Exercise details: Check each line of the listing below for the string "into", and copy the ones that have it.

::::::::::

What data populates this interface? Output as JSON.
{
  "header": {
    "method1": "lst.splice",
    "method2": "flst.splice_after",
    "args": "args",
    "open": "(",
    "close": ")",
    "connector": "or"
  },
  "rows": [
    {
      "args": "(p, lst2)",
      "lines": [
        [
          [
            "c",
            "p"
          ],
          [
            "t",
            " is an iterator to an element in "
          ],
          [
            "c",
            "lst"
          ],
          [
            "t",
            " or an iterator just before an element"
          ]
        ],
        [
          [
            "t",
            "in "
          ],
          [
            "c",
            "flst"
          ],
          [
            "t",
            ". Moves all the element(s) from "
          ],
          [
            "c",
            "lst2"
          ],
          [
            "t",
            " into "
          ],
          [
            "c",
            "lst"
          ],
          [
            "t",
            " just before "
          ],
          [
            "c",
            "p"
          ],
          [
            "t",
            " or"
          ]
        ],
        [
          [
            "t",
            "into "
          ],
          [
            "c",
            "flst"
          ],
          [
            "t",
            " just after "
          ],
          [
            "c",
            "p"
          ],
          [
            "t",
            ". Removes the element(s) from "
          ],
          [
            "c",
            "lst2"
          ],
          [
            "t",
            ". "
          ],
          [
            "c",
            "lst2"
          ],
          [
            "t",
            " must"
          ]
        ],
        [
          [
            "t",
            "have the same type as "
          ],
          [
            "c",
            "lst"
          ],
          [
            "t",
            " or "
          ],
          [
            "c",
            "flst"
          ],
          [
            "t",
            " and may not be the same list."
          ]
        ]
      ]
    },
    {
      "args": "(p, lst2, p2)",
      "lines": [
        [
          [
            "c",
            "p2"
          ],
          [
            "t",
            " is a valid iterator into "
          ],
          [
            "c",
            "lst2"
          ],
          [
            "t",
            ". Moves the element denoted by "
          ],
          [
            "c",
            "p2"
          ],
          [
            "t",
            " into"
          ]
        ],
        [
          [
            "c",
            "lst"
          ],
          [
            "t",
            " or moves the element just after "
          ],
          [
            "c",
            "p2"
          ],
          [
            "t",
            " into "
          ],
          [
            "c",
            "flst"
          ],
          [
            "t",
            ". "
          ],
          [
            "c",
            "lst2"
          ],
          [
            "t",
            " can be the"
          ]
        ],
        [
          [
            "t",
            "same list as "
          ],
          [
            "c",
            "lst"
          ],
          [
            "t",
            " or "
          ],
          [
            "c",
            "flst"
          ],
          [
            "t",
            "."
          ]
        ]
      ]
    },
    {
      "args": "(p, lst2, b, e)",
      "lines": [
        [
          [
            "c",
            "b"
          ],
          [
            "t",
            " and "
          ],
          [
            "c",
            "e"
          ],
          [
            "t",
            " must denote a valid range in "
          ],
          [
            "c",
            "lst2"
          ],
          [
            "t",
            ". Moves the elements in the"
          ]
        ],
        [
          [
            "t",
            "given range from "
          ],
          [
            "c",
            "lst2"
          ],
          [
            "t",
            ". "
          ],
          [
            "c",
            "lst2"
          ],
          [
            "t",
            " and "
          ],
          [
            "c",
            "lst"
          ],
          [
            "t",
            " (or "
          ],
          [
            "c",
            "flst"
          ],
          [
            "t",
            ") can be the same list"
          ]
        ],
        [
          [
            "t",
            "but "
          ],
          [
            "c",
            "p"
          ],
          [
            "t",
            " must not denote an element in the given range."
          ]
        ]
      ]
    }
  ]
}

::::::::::

Solution to this task:
            " into "
            "into "
            " is a valid iterator into "
            " into"
            " into "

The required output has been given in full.